Review by cammykitty
I'll start off by saying I don't have much background knowledge on Thailand, just what I know from speaking to Hmong- and Thai-Americans, from reading a biography or two and from researching the ghost Mae Nak. I knew that the Thai language had a special "case" to be used in royalty. One man I met was left with royalty as a child while his parents were out of the country. He found it easier to pretend he didn't speak Thai than to deal with the special version of the language to be spoken around royalty. That said, I'm not a fact checker but what Marshall describes in A Kingdom in Crisis sounds perfectly plausible. He describes a monarchy challenged by two things: the call of the people to democratize and the succession of the crown. He describes Thailand as an oligarchy run by old families, some of which just recently gave up the harems, that is fighting to keep all its power in a world where the "peasants" are educated and the internet circumvents the governments control of the media. If Orwell and been interested in monarchies instead of communist states, this is the kind of world he would have depicted in his fiction.

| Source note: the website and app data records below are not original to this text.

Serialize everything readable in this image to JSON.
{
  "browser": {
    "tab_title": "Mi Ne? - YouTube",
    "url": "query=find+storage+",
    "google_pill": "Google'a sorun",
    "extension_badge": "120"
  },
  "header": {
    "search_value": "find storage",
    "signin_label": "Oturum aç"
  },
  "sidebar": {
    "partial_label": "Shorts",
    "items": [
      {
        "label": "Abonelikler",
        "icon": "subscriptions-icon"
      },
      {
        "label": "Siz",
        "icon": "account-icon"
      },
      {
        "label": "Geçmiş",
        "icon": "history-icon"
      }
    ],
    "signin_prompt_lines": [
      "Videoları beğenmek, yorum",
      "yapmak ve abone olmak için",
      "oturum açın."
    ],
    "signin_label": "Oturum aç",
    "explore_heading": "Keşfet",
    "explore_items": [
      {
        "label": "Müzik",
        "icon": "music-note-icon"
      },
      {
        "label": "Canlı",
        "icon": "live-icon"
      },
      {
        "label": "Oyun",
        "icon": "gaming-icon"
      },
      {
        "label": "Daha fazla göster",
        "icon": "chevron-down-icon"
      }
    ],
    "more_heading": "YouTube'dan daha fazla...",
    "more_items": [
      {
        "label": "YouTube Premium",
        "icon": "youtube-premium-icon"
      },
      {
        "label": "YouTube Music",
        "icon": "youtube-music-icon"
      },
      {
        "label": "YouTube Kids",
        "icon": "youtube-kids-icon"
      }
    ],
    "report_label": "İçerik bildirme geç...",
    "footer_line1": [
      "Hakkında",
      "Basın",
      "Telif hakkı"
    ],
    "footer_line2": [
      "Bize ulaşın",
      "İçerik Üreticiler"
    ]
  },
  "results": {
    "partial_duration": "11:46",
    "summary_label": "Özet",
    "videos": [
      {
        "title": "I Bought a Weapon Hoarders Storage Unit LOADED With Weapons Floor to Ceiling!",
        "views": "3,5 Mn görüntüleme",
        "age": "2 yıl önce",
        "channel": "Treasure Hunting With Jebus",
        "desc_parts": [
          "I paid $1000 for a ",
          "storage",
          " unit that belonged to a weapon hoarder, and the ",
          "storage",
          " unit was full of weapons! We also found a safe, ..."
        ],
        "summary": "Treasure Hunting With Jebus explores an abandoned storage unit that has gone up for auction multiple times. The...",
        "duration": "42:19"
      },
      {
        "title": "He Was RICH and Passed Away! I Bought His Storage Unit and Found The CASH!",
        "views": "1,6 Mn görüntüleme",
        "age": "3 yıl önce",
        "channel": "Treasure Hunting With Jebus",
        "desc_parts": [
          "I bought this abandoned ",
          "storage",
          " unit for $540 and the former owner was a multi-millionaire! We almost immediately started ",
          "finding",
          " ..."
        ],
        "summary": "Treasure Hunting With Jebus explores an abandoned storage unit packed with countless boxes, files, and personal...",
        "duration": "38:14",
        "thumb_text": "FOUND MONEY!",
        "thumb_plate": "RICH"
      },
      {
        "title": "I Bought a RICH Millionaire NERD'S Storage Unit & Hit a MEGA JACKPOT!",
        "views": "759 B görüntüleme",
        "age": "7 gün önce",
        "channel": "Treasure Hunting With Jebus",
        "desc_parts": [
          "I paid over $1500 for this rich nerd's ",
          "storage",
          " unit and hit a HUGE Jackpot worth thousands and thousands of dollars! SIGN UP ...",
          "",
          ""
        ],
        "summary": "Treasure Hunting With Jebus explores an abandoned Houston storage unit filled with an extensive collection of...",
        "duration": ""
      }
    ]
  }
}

Review by Matthew1982
The information covered in this book is fascinating. I have never known much about Thailand. I only knew that it somehow evaded direct European colonization, unlike every country around it, and that it has had coups, revolutions and violence in the streets for the past decade. What the author discusses here explains a lot of it - the isolated king is a puppet for the ruling elite, who have been opposing the nouveau riche Thaksin Shinawatra as well as the pro-democracy masses. Also, Thailand's notorious lèse-majesté law is shown as a bludgeon used to enforce a sort of erratic "discipline" in the absence of real respect for the monarchy. I find that journalists make some of the best book writers, and this book is no exception - there's a flood of information in here, but it isn't overwhelming and isn't expressed in hardcore academic jargon. The reader gets an intro to Thai history, society, royalist mythology, crooked politics, and a variety of other subjects that come together and flow almost seamlessly. Lots of interesting stuff that's delivered well - hard to argue with that.I only have two minor quibbles - one is the typos, which popped up a lot in my (uncorrected proof) copy and hopefully have been fixed in the proper book. The second is that I do not completely buy some of the author's statements about the power of the masses in Thailand. It's likely that I'm very underinformed (he's studied the place for years, I haven't) but I'm a bit skeptical nonetheless.This book is very intriguing and a good explanation for why "riots and violence in Thailand" pops up on the news every once in a while. Easily on the short list for the most informative books I've received via the Early Reviewers group.